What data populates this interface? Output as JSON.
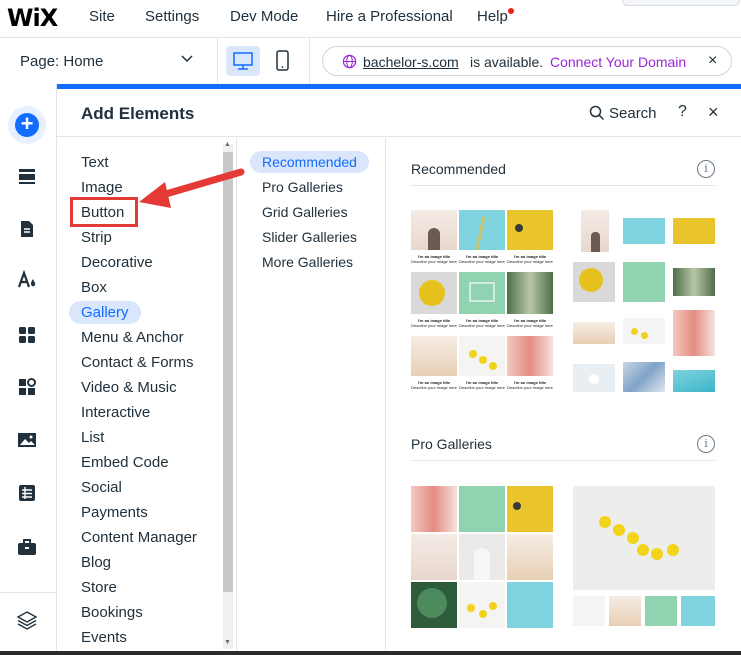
{
  "topbar": {
    "logo": "WiX",
    "menu": [
      "Site",
      "Settings",
      "Dev Mode",
      "Hire a Professional",
      "Help"
    ]
  },
  "secondary_bar": {
    "page_label": "Page: Home",
    "domain": {
      "name": "bachelor-s.com",
      "status": "is available.",
      "action": "Connect Your Domain"
    }
  },
  "panel": {
    "title": "Add Elements",
    "search_label": "Search",
    "help_label": "?",
    "close_label": "×",
    "categories": [
      "Text",
      "Image",
      "Button",
      "Strip",
      "Decorative",
      "Box",
      "Gallery",
      "Menu & Anchor",
      "Contact & Forms",
      "Video & Music",
      "Interactive",
      "List",
      "Embed Code",
      "Social",
      "Payments",
      "Content Manager",
      "Blog",
      "Store",
      "Bookings",
      "Events"
    ],
    "selected_category": "Gallery",
    "subcategories": [
      "Recommended",
      "Pro Galleries",
      "Grid Galleries",
      "Slider Galleries",
      "More Galleries"
    ],
    "selected_subcategory": "Recommended",
    "sections": [
      {
        "title": "Recommended"
      },
      {
        "title": "Pro Galleries"
      }
    ],
    "caption_title": "I'm an image title",
    "caption_desc": "Describe your image here"
  },
  "colors": {
    "accent": "#116dff",
    "selection_bg": "#d9e6fb",
    "connect_link": "#9a27d5",
    "annotation_red": "#e53935"
  },
  "icons": {
    "rail": [
      "add-icon",
      "sections-icon",
      "pages-icon",
      "design-icon",
      "apps-icon",
      "business-icon",
      "media-icon",
      "cms-icon",
      "portfolio-icon",
      "layers-icon"
    ]
  }
}
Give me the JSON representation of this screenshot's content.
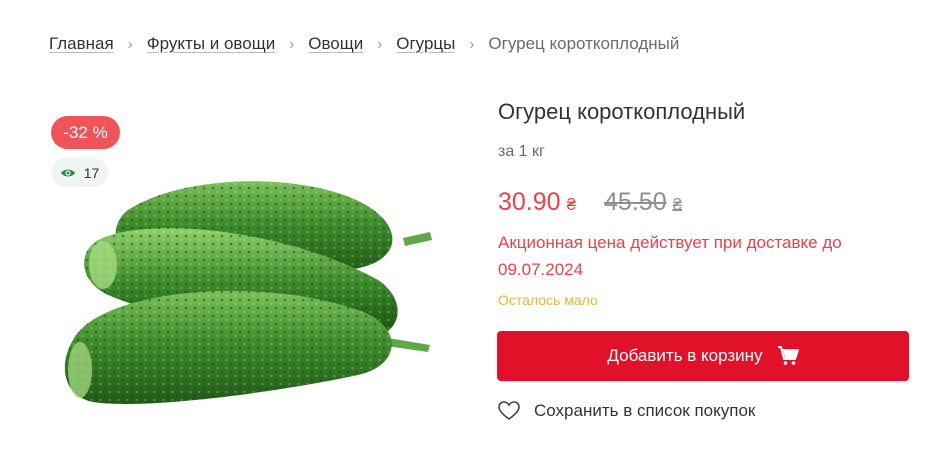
{
  "breadcrumb": {
    "items": [
      "Главная",
      "Фрукты и овощи",
      "Овощи",
      "Огурцы"
    ],
    "current": "Огурец короткоплодный"
  },
  "product": {
    "title": "Огурец короткоплодный",
    "unit": "за 1 кг",
    "price_new": "30.90",
    "price_old": "45.50",
    "currency": "₴",
    "discount_badge": "-32 %",
    "views": "17",
    "promo_note": "Акционная цена действует при доставке до 09.07.2024",
    "stock_note": "Осталось мало",
    "image_icon": "cucumber-image"
  },
  "actions": {
    "add_to_cart_label": "Добавить в корзину",
    "save_label": "Сохранить в список покупок"
  },
  "colors": {
    "accent_red": "#e1112a",
    "price_red": "#e8424b",
    "badge_red": "#f0535a",
    "stock_yellow": "#f0b432",
    "eye_green": "#2e8b3e"
  }
}
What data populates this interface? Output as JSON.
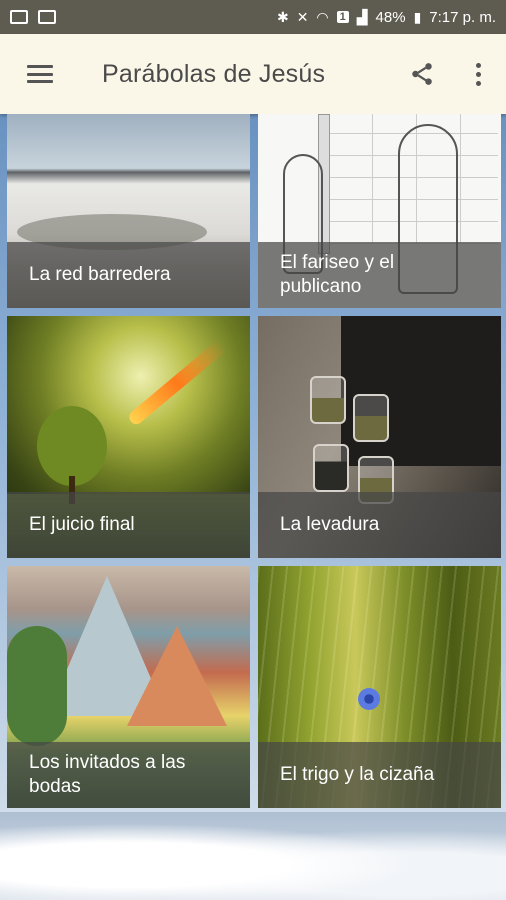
{
  "status_bar": {
    "battery": "48%",
    "time": "7:17 p. m.",
    "sim_badge": "1"
  },
  "app_bar": {
    "title": "Parábolas de Jesús",
    "icons": [
      "menu-icon",
      "share-icon",
      "more-vert-icon"
    ]
  },
  "parables": [
    {
      "title": "La red barredera"
    },
    {
      "title": "El fariseo y el publicano"
    },
    {
      "title": "El juicio final"
    },
    {
      "title": "La levadura"
    },
    {
      "title": "Los invitados a las bodas"
    },
    {
      "title": "El trigo y la cizaña"
    }
  ]
}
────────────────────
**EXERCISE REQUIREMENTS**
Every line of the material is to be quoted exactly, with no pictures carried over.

**EXERCISE RESPONSE**
What data populates this interface? Output as JSON.
{
  "topbar": {
    "logo": "WiX",
    "menu": [
      "Site",
      "Settings",
      "Dev Mode",
      "Hire a Professional",
      "Help"
    ]
  },
  "secondary_bar": {
    "page_label": "Page: Home",
    "domain": {
      "name": "bachelor-s.com",
      "status": "is available.",
      "action": "Connect Your Domain"
    }
  },
  "panel": {
    "title": "Add Elements",
    "search_label": "Search",
    "help_label": "?",
    "close_label": "×",
    "categories": [
      "Text",
      "Image",
      "Button",
      "Strip",
      "Decorative",
      "Box",
      "Gallery",
      "Menu & Anchor",
      "Contact & Forms",
      "Video & Music",
      "Interactive",
      "List",
      "Embed Code",
      "Social",
      "Payments",
      "Content Manager",
      "Blog",
      "Store",
      "Bookings",
      "Events"
    ],
    "selected_category": "Gallery",
    "subcategories": [
      "Recommended",
      "Pro Galleries",
      "Grid Galleries",
      "Slider Galleries",
      "More Galleries"
    ],
    "selected_subcategory": "Recommended",
    "sections": [
      {
        "title": "Recommended"
      },
      {
        "title": "Pro Galleries"
      }
    ],
    "caption_title": "I'm an image title",
    "caption_desc": "Describe your image here"
  },
  "colors": {
    "accent": "#116dff",
    "selection_bg": "#d9e6fb",
    "connect_link": "#9a27d5",
    "annotation_red": "#e53935"
  },
  "icons": {
    "rail": [
      "add-icon",
      "sections-icon",
      "pages-icon",
      "design-icon",
      "apps-icon",
      "business-icon",
      "media-icon",
      "cms-icon",
      "portfolio-icon",
      "layers-icon"
    ]
  }
}
Give me the JSON representation of this screenshot's content.
{
  "breadcrumb": {
    "items": [
      "Главная",
      "Фрукты и овощи",
      "Овощи",
      "Огурцы"
    ],
    "current": "Огурец короткоплодный"
  },
  "product": {
    "title": "Огурец короткоплодный",
    "unit": "за 1 кг",
    "price_new": "30.90",
    "price_old": "45.50",
    "currency": "₴",
    "discount_badge": "-32 %",
    "views": "17",
    "promo_note": "Акционная цена действует при доставке до 09.07.2024",
    "stock_note": "Осталось мало",
    "image_icon": "cucumber-image"
  },
  "actions": {
    "add_to_cart_label": "Добавить в корзину",
    "save_label": "Сохранить в список покупок"
  },
  "colors": {
    "accent_red": "#e1112a",
    "price_red": "#e8424b",
    "badge_red": "#f0535a",
    "stock_yellow": "#f0b432",
    "eye_green": "#2e8b3e"
  }
}
What data populates this interface? Output as JSON.
{
  "status_bar": {
    "battery": "48%",
    "time": "7:17 p. m.",
    "sim_badge": "1"
  },
  "app_bar": {
    "title": "Parábolas de Jesús",
    "icons": [
      "menu-icon",
      "share-icon",
      "more-vert-icon"
    ]
  },
  "parables": [
    {
      "title": "La red barredera"
    },
    {
      "title": "El fariseo y el publicano"
    },
    {
      "title": "El juicio final"
    },
    {
      "title": "La levadura"
    },
    {
      "title": "Los invitados a las bodas"
    },
    {
      "title": "El trigo y la cizaña"
    }
  ]
}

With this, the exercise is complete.